We still need to fight for our employment rights

The Labour View SUS-170126-103738001
The Labour View SUS-170126-103738001

We spend so much of our waking lives at work, it’s surprising how little we seem to discuss our employment rights and conditions.

Paid holiday, maternity and paternity leave, sick pay, weekends, reasonable weekly working hours and decent pay all had to be fought for and today’s employees reap the benefits.

Yet, over recent years these rights and conditions have been put at risk, as some employers have sought to increase their profit margins straight from their employee’s pockets. Zero-hours contracts, umbrella contracts and any other number of legal loopholes have started to roll back 200 years of improvements to people’s working conditions.

A classic case of this can be seen at the Royal Mail. For over 500 years, Royal Mail was a public service, a vital part of our national infrastructure and a source of secure employment for many thousands of postal workers. Then came privatisation and, despite all of the assurances provided in the run-up to the sale, now that the service is in the hands of private investors, little-by-little the rights and conditions of postal workers are beginning to disappear.

Fortunately for postal workers, they have a union which is willing to stick up for them and the CWU is now balloting its members—many of whom live and work in our community—to decide whether or not to undertake industrial action to ensure the Royal Mail provides a pension solution for all, a full-time working week of 35 hours, an extension to the service’s current legally binding agreements and a re-designed pipeline.

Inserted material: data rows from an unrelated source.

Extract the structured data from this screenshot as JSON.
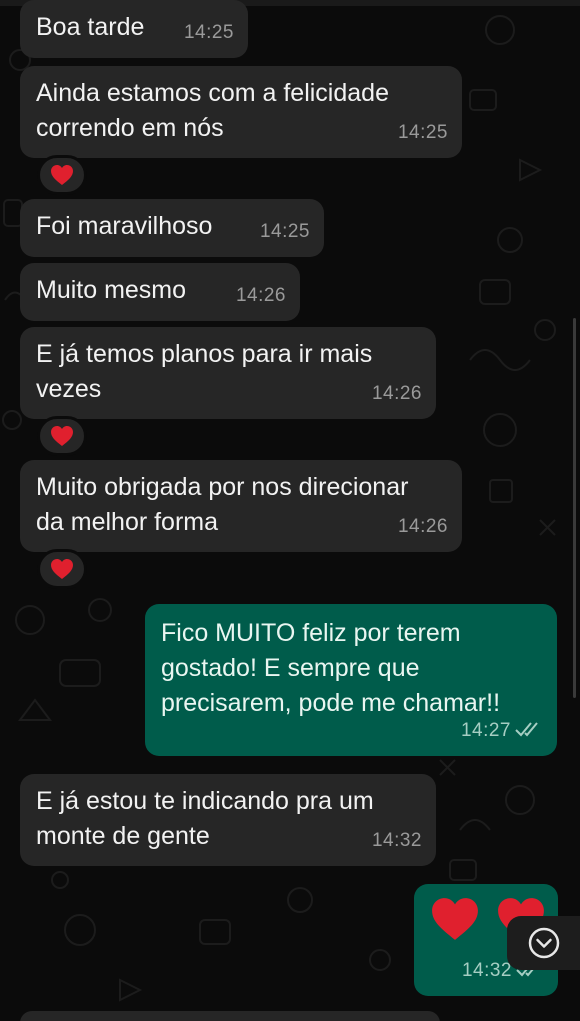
{
  "chat": {
    "messages": [
      {
        "id": "m1",
        "direction": "incoming",
        "text": "Boa tarde",
        "time": "14:25",
        "reaction": null
      },
      {
        "id": "m2",
        "direction": "incoming",
        "text": "Ainda estamos com a felicidade\ncorrendo em nós",
        "time": "14:25",
        "reaction": "red-heart"
      },
      {
        "id": "m3",
        "direction": "incoming",
        "text": "Foi maravilhoso",
        "time": "14:25",
        "reaction": null
      },
      {
        "id": "m4",
        "direction": "incoming",
        "text": "Muito mesmo",
        "time": "14:26",
        "reaction": null
      },
      {
        "id": "m5",
        "direction": "incoming",
        "text": "E já temos planos para ir mais\nvezes",
        "time": "14:26",
        "reaction": "red-heart"
      },
      {
        "id": "m6",
        "direction": "incoming",
        "text": "Muito obrigada por nos direcionar\nda melhor forma",
        "time": "14:26",
        "reaction": "red-heart"
      },
      {
        "id": "m7",
        "direction": "outgoing",
        "text": "Fico MUITO feliz por terem\ngostado! E sempre que\nprecisarem, pode me chamar!!",
        "time": "14:27",
        "status": "read-double-check"
      },
      {
        "id": "m8",
        "direction": "incoming",
        "text": "E já estou te indicando pra um\nmonte de gente",
        "time": "14:32",
        "reaction": null
      },
      {
        "id": "m9",
        "direction": "outgoing",
        "emoji": [
          "red-heart",
          "red-heart"
        ],
        "time": "14:32",
        "status": "read-double-check"
      }
    ]
  },
  "controls": {
    "scroll_down_icon": "chevron-down-circle-icon"
  },
  "colors": {
    "background": "#0b0b0b",
    "incoming_bubble": "#262626",
    "outgoing_bubble": "#005c4b",
    "heart": "#e0202e"
  }
}
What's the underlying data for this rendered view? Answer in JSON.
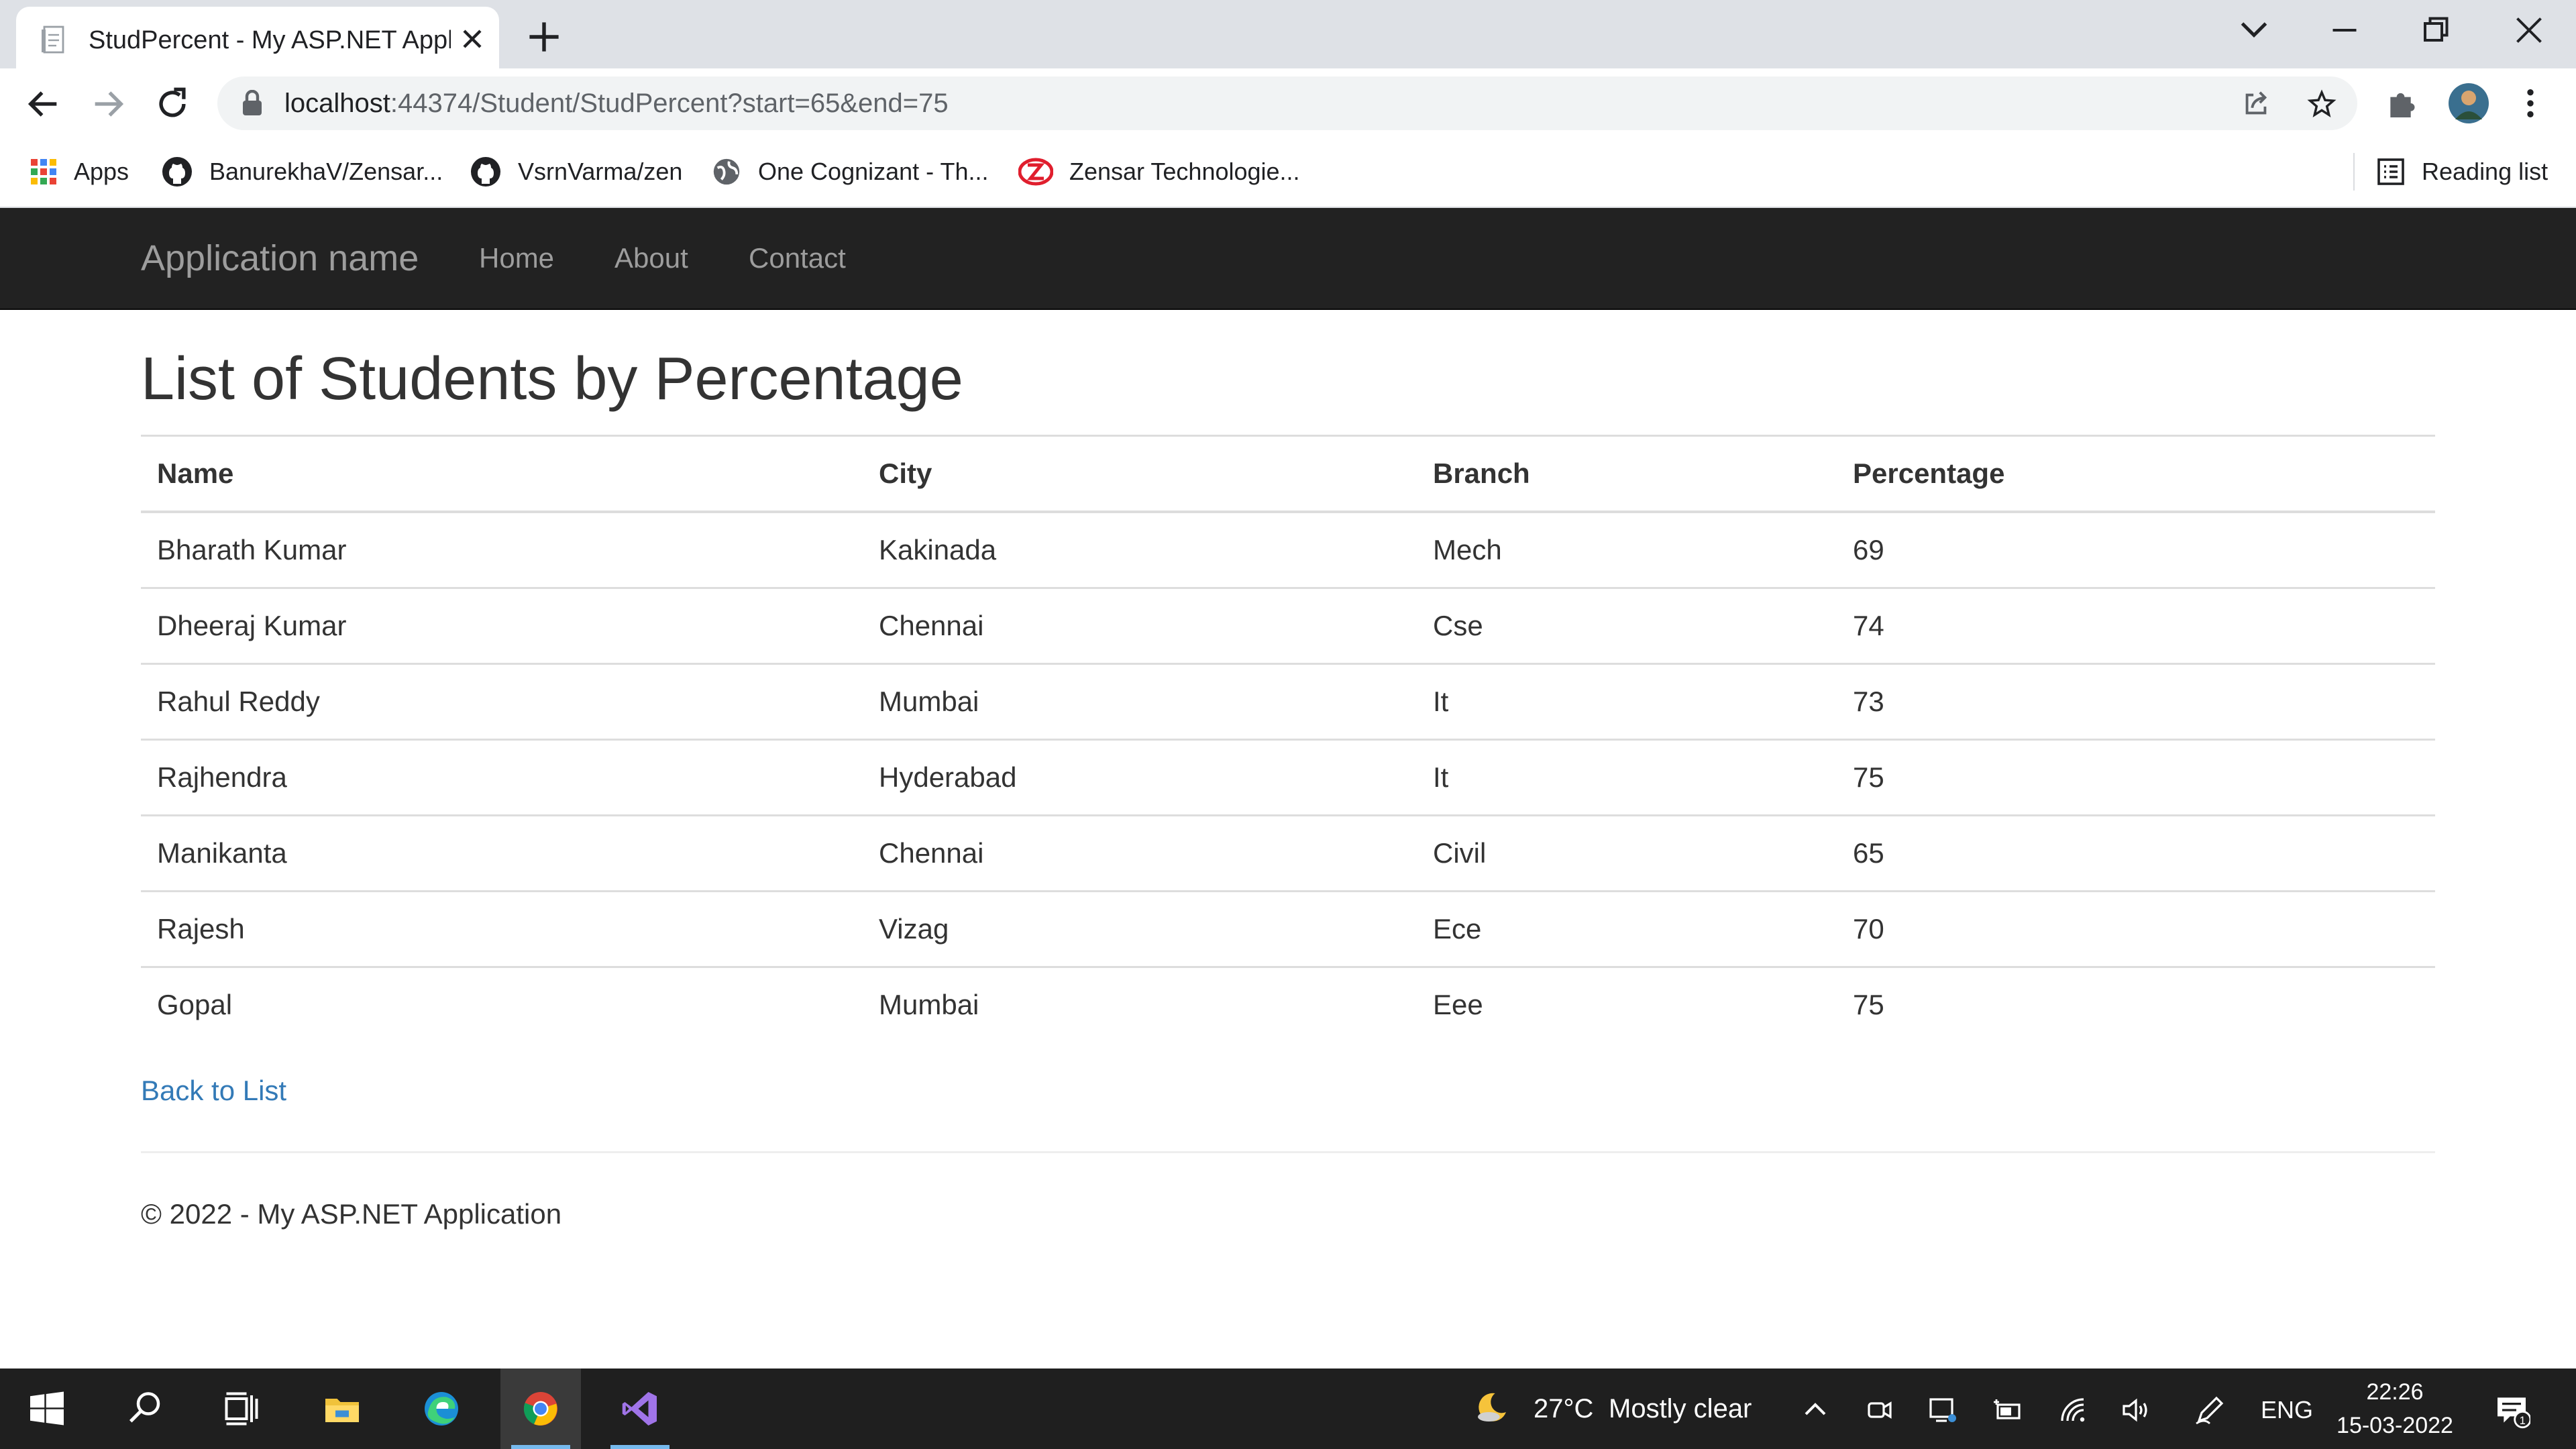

Strikes can be inconvenient for customers and I know that there are those who complain about unions always pushing for a better deal for their members when their own working conditions aren’t getting any better. It’s true that alongside the general rights unions have secured us all over the years, unionised professions have tended to fare better than un-unionised professions. This isn’t a coincidence, it’s a rallying cry, if you want to retain and improve the rights past generations have handed down to us, we all need to band together to fight for them.